### Exercise requirements
In full and word for word, print the data below.
::: Data records
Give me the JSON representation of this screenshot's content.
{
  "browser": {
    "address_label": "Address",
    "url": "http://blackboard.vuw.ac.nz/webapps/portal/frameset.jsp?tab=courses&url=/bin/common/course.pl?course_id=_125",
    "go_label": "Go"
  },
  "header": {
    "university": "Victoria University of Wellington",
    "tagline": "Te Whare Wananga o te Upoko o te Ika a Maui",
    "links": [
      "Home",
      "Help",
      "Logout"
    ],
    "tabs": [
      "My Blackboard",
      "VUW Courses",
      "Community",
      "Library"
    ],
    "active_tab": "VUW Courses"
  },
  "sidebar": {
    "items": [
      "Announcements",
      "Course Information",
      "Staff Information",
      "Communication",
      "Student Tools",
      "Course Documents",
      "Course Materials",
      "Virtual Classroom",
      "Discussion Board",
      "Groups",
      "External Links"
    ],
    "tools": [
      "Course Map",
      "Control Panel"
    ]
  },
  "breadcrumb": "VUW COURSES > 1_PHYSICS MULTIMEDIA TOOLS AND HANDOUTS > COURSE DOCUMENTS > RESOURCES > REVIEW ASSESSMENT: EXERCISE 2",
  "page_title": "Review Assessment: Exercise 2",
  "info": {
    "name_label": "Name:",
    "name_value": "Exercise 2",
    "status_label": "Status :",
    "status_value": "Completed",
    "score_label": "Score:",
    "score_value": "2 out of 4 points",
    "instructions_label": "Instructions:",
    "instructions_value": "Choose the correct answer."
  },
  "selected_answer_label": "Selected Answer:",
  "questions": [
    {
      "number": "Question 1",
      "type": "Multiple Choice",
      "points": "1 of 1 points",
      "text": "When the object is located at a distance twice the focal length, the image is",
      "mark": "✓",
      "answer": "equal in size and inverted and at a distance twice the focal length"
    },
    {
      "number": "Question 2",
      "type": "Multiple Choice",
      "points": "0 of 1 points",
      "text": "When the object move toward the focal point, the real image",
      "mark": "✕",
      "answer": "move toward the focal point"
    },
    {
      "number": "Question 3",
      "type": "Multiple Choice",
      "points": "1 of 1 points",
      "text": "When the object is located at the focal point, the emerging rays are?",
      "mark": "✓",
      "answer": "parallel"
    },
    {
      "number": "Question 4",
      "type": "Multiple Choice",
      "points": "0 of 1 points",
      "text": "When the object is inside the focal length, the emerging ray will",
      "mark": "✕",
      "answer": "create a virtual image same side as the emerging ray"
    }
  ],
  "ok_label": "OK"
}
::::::
### Solution to the problem
Give me the JSON representation of this screenshot's content.
{
  "browser": {
    "address_label": "Address",
    "url": "http://blackboard.vuw.ac.nz/webapps/portal/frameset.jsp?tab=courses&url=/bin/common/course.pl?course_id=_125",
    "go_label": "Go"
  },
  "header": {
    "university": "Victoria University of Wellington",
    "tagline": "Te Whare Wananga o te Upoko o te Ika a Maui",
    "links": [
      "Home",
      "Help",
      "Logout"
    ],
    "tabs": [
      "My Blackboard",
      "VUW Courses",
      "Community",
      "Library"
    ],
    "active_tab": "VUW Courses"
  },
  "sidebar": {
    "items": [
      "Announcements",
      "Course Information",
      "Staff Information",
      "Communication",
      "Student Tools",
      "Course Documents",
      "Course Materials",
      "Virtual Classroom",
      "Discussion Board",
      "Groups",
      "External Links"
    ],
    "tools": [
      "Course Map",
      "Control Panel"
    ]
  },
  "breadcrumb": "VUW COURSES > 1_PHYSICS MULTIMEDIA TOOLS AND HANDOUTS > COURSE DOCUMENTS > RESOURCES > REVIEW ASSESSMENT: EXERCISE 2",
  "page_title": "Review Assessment: Exercise 2",
  "info": {
    "name_label": "Name:",
    "name_value": "Exercise 2",
    "status_label": "Status :",
    "status_value": "Completed",
    "score_label": "Score:",
    "score_value": "2 out of 4 points",
    "instructions_label": "Instructions:",
    "instructions_value": "Choose the correct answer."
  },
  "selected_answer_label": "Selected Answer:",
  "questions": [
    {
      "number": "Question 1",
      "type": "Multiple Choice",
      "points": "1 of 1 points",
      "text": "When the object is located at a distance twice the focal length, the image is",
      "mark": "✓",
      "answer": "equal in size and inverted and at a distance twice the focal length"
    },
    {
      "number": "Question 2",
      "type": "Multiple Choice",
      "points": "0 of 1 points",
      "text": "When the object move toward the focal point, the real image",
      "mark": "✕",
      "answer": "move toward the focal point"
    },
    {
      "number": "Question 3",
      "type": "Multiple Choice",
      "points": "1 of 1 points",
      "text": "When the object is located at the focal point, the emerging rays are?",
      "mark": "✓",
      "answer": "parallel"
    },
    {
      "number": "Question 4",
      "type": "Multiple Choice",
      "points": "0 of 1 points",
      "text": "When the object is inside the focal length, the emerging ray will",
      "mark": "✕",
      "answer": "create a virtual image same side as the emerging ray"
    }
  ],
  "ok_label": "OK"
}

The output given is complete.